As many as 3,000 Ukrainian soldiers have been killed since Russia invaded on February 24, President Volodymyr Zelensky said, as the two sides continue to offer radically different casualty estimates.
In an interview with CNN on Friday, the Ukrainian head of state said between 2,500 and 3,000 service members have been killed over the course of the conflict. He added that 10,000 more have been injured, and placed Russian casualties at around 20,000.
Moscow claims Kiev’s losses are significantly greater, with Colonel General Sergey Rudskoy estimating up to 14,000 killed and 16,000 wounded during a briefing late last month. In a more recent update issued on Friday, the Russian military outlined the number of Ukrainian vehicles and other gear it claimed to have destroyed, including 237 planes and helicopters, 2,213 tanks, 456 drones and 249 multiple rocket launch systems (MRLS).
Russia has similarly offered far lower figures for its own ranks, with Rudskoy acknowledging just over 1,300 deaths and some 3,800 injuries.
As of March 24 – one month into Moscow’s “special operation” – the NATO alliance estimated that 40,000 Russian soldiers had been taken off the battlefield, whether killed, captured or wounded, with as many as 15,000 dead.
While civilian fatalities have been difficult to tally amid the fighting, the United Nations reported a total of 1,932 non-combatants killed and 2,589 injured earlier this week. The majority are believed to have occurred in government-controlled territory, though 77 were killed in the break-away Donetsk and Luhansk regions. Artillery shells, air-dropped munitions and MRLS platforms continue to be the deadliest weapons on the battlefield, the UN said.

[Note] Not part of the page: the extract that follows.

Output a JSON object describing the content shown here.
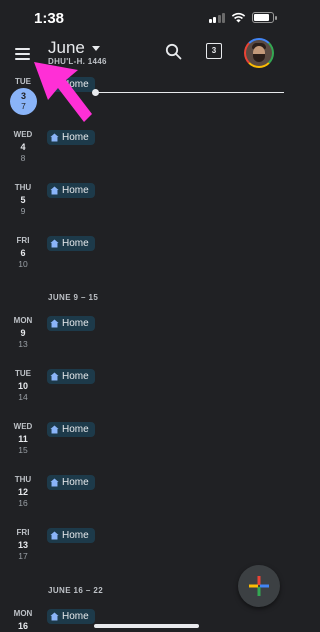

It’s unsurprising that the casualty counts vary so drastically, as Ukraine, Russia and Western powers each wage their own propaganda campaigns. In comments to NBC last week, unnamed US officials said the Joe Biden administration is “deploying declassified intelligence as part of an information war against Russia,” even when such information isn’t “rock solid.” Both Moscow and Kiev have been even more explicit in their efforts, with both banning a number of media outlets and political parties at home, while Russia has threatened harsh prison sentences for antiwar activists.